The meeting was held to talk about this proposal along with several others. Unfortunately, some residents confused the viability of a new hospital with this potential King County land grab.
There are many detractors of planned hospital growth and the hospital district. I agree that more information on financials and the viability of a new hospital needs to be examined. But those arguments need to be taken up with the hospital commissioners. If the commissioners aren’t listening, then they need to be replaced at an upcoming election.
Let’s take the county’s actions for what they are. This is a pilot project to apply the principals of the “Transfer of Development Rights” program.
The hospital district is a non-profit entity that benefits the public good. It shouldn’t be subject to the whims of the county executive to preserve open space, so he and his neighbors in Seattle can have a place to have fun on the weekends. The same could be said for a fire department or a school. What if this were the site selected for the new high school? Would you be more inclined to support his thinking, or would you be upset?
The Snoqualmie Valley has done its fair share of assisting to preserve open space. Several speakers brought up projects such as Meadowbrook Farm and the Snoqualmie Falls viewshed. Acres of land have already been set aside for permanent open space. This is a direct attack on property rights and nothing more.
Let’s send a clear message that we don’t want the county to further hinder our property rights. And for those upset with the hospital district, please recognize that this land grab is not the way to get the hospital district to hear your concerns.

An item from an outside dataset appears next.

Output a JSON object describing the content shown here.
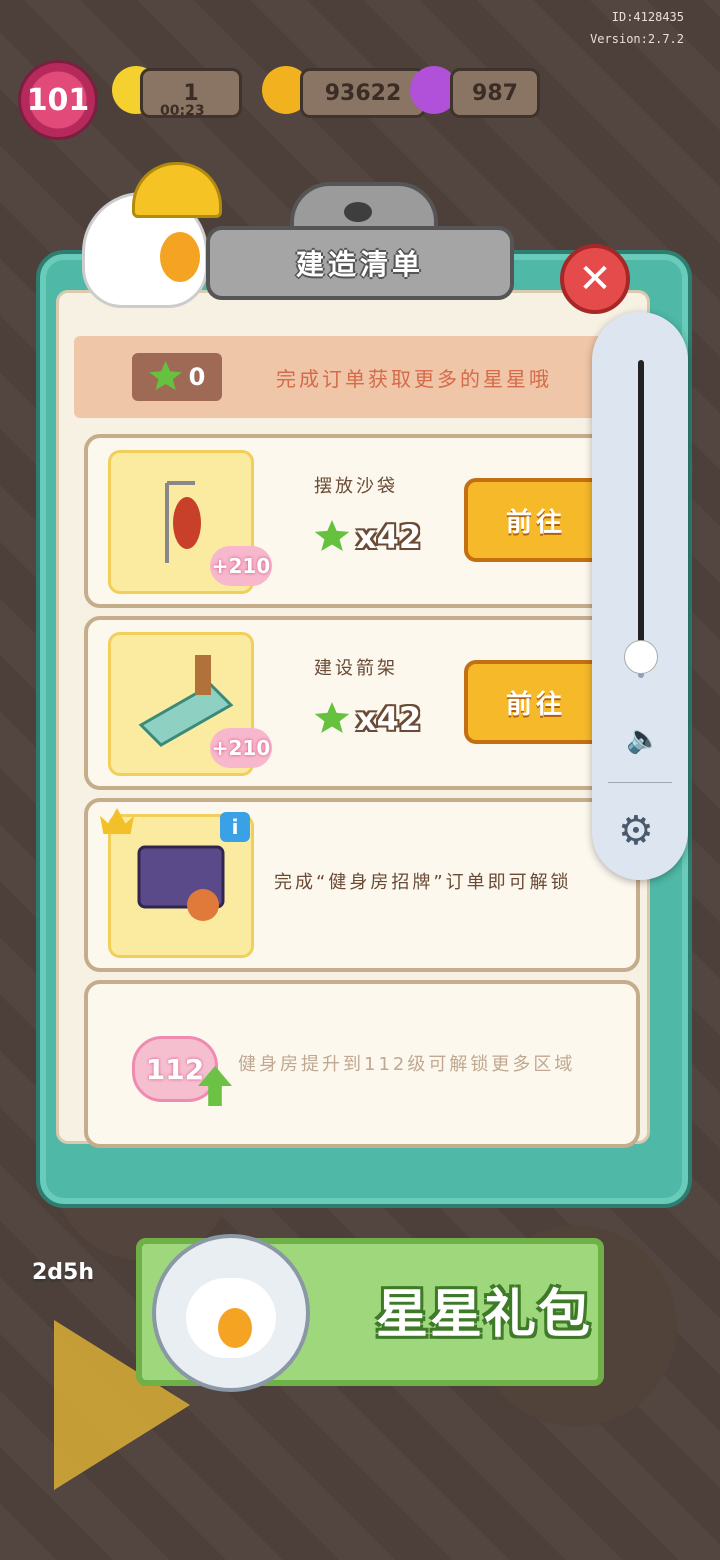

The issue is much larger than a new hospital and its financial viability.